Wahluke Slope is clearly defined geographically, and consists of a sloping, south-facing plateau situated in a bend of the Columbia River. The AVA covers a triangle of land measuring about 15 miles (25km) from east to west, bordered by the Saddle Mountains in the north (which separate it from the brand-new Ancient Lakes of Columbia Valley AVA). The Columbia River makes up the southern and western borders, and the Hanford Reach National Monument borders the appellation to the east.
The vineyards of Wahluke Slope sit on an alluvial fan. Like much of the Pacific Northwest, the terrain here was created by the Missoula floods of the last Ice Age, some 15,000 years ago. These floods, caused by waters from the then-sizable Lake Missoula in Montana breaking through the glaciers that held them in place, saw huge amounts of water wash through eastern Washington before flooding the Willamette Valley in Oregon.

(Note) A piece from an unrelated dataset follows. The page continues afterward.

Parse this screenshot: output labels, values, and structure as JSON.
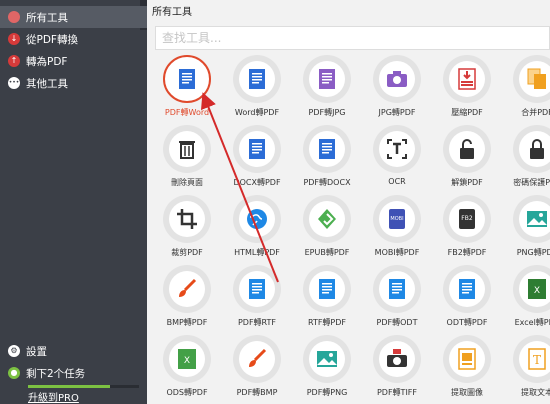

The soils in Wahluke Slope are made up of sediments deposited by these floods and of windblown material from the flood-eroded material of the surrounding landscapes. Gravel and rocks are covered by a thin layer of sand and silt, providing a low-fertility, well-drained site for grape growing. The vines here are put under stress by the harshness of the dry soils, and as a result produce small, concentrated grapes in lieu of leafy foliage.
The soils are joined by the effects of the desert-like climate of Wahluke Slope. Like most of Columbia Valley, the AVA lies in the rain shadow of the Cascade mountain range, and Wahluke Slope is one of the warmest wine regions of Washington, along with Red Mountain. The south-facing aspect of the slope means that vines benefit from day-long sunshine, maximizing ripening, and the lack of rain means that growers have control over vigor and berry production through the careful use of irrigation.
Wahluke Slope is one of Washington's high-production areas, and the vineyards in the AVA are owned by producers from all over the state. While premium, single-AVA Wahluke Slope wines exist, a large proportion of the wines made here are blended into regional Columbia Valley blends, usually providing intensity of flavor and big structure to the wines.